Show each line of the records below where the word "Select" occurs.

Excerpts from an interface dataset
++++++++

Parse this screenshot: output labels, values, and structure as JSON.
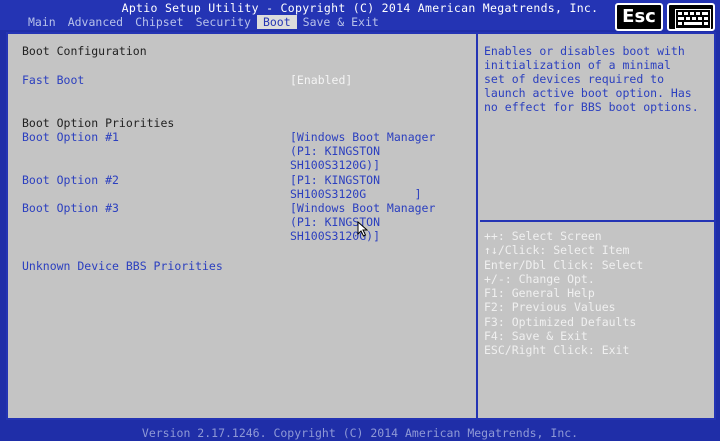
{
  "title": "Aptio Setup Utility - Copyright (C) 2014 American Megatrends, Inc.",
  "tabs": [
    "Main",
    "Advanced",
    "Chipset",
    "Security",
    "Boot",
    "Save & Exit"
  ],
  "active_tab": "Boot",
  "esc_label": "Esc",
  "settings": {
    "boot_configuration": "Boot Configuration",
    "fast_boot": {
      "label": "Fast Boot",
      "value": "[Enabled]"
    },
    "boot_option_priorities": "Boot Option Priorities",
    "boot_option_1": {
      "label": "Boot Option #1",
      "value_lines": [
        "[Windows Boot Manager",
        "(P1: KINGSTON",
        "SH100S3120G)]"
      ]
    },
    "boot_option_2": {
      "label": "Boot Option #2",
      "value_lines": [
        "[P1: KINGSTON",
        "SH100S3120G       ]"
      ]
    },
    "boot_option_3": {
      "label": "Boot Option #3",
      "value_lines": [
        "[Windows Boot Manager",
        "(P1: KINGSTON",
        "SH100S3120G)]"
      ]
    },
    "unknown_device": "Unknown Device BBS Priorities"
  },
  "help": {
    "description_lines": [
      "Enables or disables boot with",
      "initialization of a minimal",
      "set of devices required to",
      "launch active boot option. Has",
      "no effect for BBS boot options."
    ],
    "keys": [
      "++: Select Screen",
      "↑↓/Click: Select Item",
      "Enter/Dbl Click: Select",
      "+/-: Change Opt.",
      "F1: General Help",
      "F2: Previous Values",
      "F3: Optimized Defaults",
      "F4: Save & Exit",
      "ESC/Right Click: Exit"
    ]
  },
  "footer": "Version 2.17.1246. Copyright (C) 2014 American Megatrends, Inc.",
  "colors": {
    "bios_blue": "#2434b4",
    "panel_gray": "#c4c4c4",
    "label_blue": "#2b3fbf",
    "active_tab_bg": "#dcdcdc"
  }
}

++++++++

#### [Worked solution]
      "++: Select Screen",
      "↑↓/Click: Select Item",
      "Enter/Dbl Click: Select",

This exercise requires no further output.